PROBLEM REQUIREMENTS → Every entry below must be copied exactly, with nothing left out.

ENTRIES SHOWN →

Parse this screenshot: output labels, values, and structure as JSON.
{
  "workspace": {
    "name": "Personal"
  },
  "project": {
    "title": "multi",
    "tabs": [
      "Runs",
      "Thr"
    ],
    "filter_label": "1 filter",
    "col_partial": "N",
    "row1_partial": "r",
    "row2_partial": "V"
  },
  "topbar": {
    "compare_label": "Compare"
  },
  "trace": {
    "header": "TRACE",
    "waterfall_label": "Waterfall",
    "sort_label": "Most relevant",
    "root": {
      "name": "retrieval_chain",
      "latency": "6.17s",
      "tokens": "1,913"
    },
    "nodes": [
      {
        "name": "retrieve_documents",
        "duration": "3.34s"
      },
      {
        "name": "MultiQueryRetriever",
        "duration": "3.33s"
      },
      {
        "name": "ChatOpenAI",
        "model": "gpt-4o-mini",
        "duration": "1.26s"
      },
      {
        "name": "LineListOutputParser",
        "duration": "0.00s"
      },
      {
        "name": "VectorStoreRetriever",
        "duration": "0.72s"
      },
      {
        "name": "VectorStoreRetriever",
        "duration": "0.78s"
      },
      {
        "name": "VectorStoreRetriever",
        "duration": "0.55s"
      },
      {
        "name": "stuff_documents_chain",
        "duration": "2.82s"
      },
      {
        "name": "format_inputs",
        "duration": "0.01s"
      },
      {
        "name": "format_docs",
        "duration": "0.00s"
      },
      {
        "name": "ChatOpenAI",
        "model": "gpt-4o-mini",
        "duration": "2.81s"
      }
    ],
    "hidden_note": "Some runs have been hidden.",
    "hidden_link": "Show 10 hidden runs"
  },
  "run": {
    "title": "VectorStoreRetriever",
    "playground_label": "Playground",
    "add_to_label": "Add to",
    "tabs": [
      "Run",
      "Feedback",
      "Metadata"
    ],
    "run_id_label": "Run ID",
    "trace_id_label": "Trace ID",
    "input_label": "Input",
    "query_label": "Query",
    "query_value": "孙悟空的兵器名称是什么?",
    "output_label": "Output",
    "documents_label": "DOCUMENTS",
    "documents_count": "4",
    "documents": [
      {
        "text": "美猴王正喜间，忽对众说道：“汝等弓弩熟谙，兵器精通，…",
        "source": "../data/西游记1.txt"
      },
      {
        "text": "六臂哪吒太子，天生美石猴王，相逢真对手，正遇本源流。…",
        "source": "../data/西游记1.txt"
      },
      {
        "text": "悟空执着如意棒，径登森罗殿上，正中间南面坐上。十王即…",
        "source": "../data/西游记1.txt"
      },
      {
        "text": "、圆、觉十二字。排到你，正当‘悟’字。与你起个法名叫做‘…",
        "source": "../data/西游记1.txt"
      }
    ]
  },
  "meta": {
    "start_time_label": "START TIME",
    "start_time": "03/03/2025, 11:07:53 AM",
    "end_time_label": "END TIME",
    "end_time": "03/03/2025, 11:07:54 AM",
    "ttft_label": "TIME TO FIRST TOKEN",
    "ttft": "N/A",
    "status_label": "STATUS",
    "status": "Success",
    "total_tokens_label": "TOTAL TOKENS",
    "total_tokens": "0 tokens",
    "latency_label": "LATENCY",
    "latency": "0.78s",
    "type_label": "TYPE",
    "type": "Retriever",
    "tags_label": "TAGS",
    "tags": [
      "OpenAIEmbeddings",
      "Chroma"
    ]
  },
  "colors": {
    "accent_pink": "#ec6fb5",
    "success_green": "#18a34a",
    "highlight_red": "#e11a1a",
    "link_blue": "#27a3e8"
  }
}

FINAL ANSWER →
Parse this screenshot: output labels, values, and structure as JSON.
{
  "workspace": {
    "name": "Personal"
  },
  "project": {
    "title": "multi",
    "tabs": [
      "Runs",
      "Thr"
    ],
    "filter_label": "1 filter",
    "col_partial": "N",
    "row1_partial": "r",
    "row2_partial": "V"
  },
  "topbar": {
    "compare_label": "Compare"
  },
  "trace": {
    "header": "TRACE",
    "waterfall_label": "Waterfall",
    "sort_label": "Most relevant",
    "root": {
      "name": "retrieval_chain",
      "latency": "6.17s",
      "tokens": "1,913"
    },
    "nodes": [
      {
        "name": "retrieve_documents",
        "duration": "3.34s"
      },
      {
        "name": "MultiQueryRetriever",
        "duration": "3.33s"
      },
      {
        "name": "ChatOpenAI",
        "model": "gpt-4o-mini",
        "duration": "1.26s"
      },
      {
        "name": "LineListOutputParser",
        "duration": "0.00s"
      },
      {
        "name": "VectorStoreRetriever",
        "duration": "0.72s"
      },
      {
        "name": "VectorStoreRetriever",
        "duration": "0.78s"
      },
      {
        "name": "VectorStoreRetriever",
        "duration": "0.55s"
      },
      {
        "name": "stuff_documents_chain",
        "duration": "2.82s"
      },
      {
        "name": "format_inputs",
        "duration": "0.01s"
      },
      {
        "name": "format_docs",
        "duration": "0.00s"
      },
      {
        "name": "ChatOpenAI",
        "model": "gpt-4o-mini",
        "duration": "2.81s"
      }
    ],
    "hidden_note": "Some runs have been hidden.",
    "hidden_link": "Show 10 hidden runs"
  },
  "run": {
    "title": "VectorStoreRetriever",
    "playground_label": "Playground",
    "add_to_label": "Add to",
    "tabs": [
      "Run",
      "Feedback",
      "Metadata"
    ],
    "run_id_label": "Run ID",
    "trace_id_label": "Trace ID",
    "input_label": "Input",
    "query_label": "Query",
    "query_value": "孙悟空的兵器名称是什么?",
    "output_label": "Output",
    "documents_label": "DOCUMENTS",
    "documents_count": "4",
    "documents": [
      {
        "text": "美猴王正喜间，忽对众说道：“汝等弓弩熟谙，兵器精通，…",
        "source": "../data/西游记1.txt"
      },
      {
        "text": "六臂哪吒太子，天生美石猴王，相逢真对手，正遇本源流。…",
        "source": "../data/西游记1.txt"
      },
      {
        "text": "悟空执着如意棒，径登森罗殿上，正中间南面坐上。十王即…",
        "source": "../data/西游记1.txt"
      },
      {
        "text": "、圆、觉十二字。排到你，正当‘悟’字。与你起个法名叫做‘…",
        "source": "../data/西游记1.txt"
      }
    ]
  },
  "meta": {
    "start_time_label": "START TIME",
    "start_time": "03/03/2025, 11:07:53 AM",
    "end_time_label": "END TIME",
    "end_time": "03/03/2025, 11:07:54 AM",
    "ttft_label": "TIME TO FIRST TOKEN",
    "ttft": "N/A",
    "status_label": "STATUS",
    "status": "Success",
    "total_tokens_label": "TOTAL TOKENS",
    "total_tokens": "0 tokens",
    "latency_label": "LATENCY",
    "latency": "0.78s",
    "type_label": "TYPE",
    "type": "Retriever",
    "tags_label": "TAGS",
    "tags": [
      "OpenAIEmbeddings",
      "Chroma"
    ]
  },
  "colors": {
    "accent_pink": "#ec6fb5",
    "success_green": "#18a34a",
    "highlight_red": "#e11a1a",
    "link_blue": "#27a3e8"
  }
}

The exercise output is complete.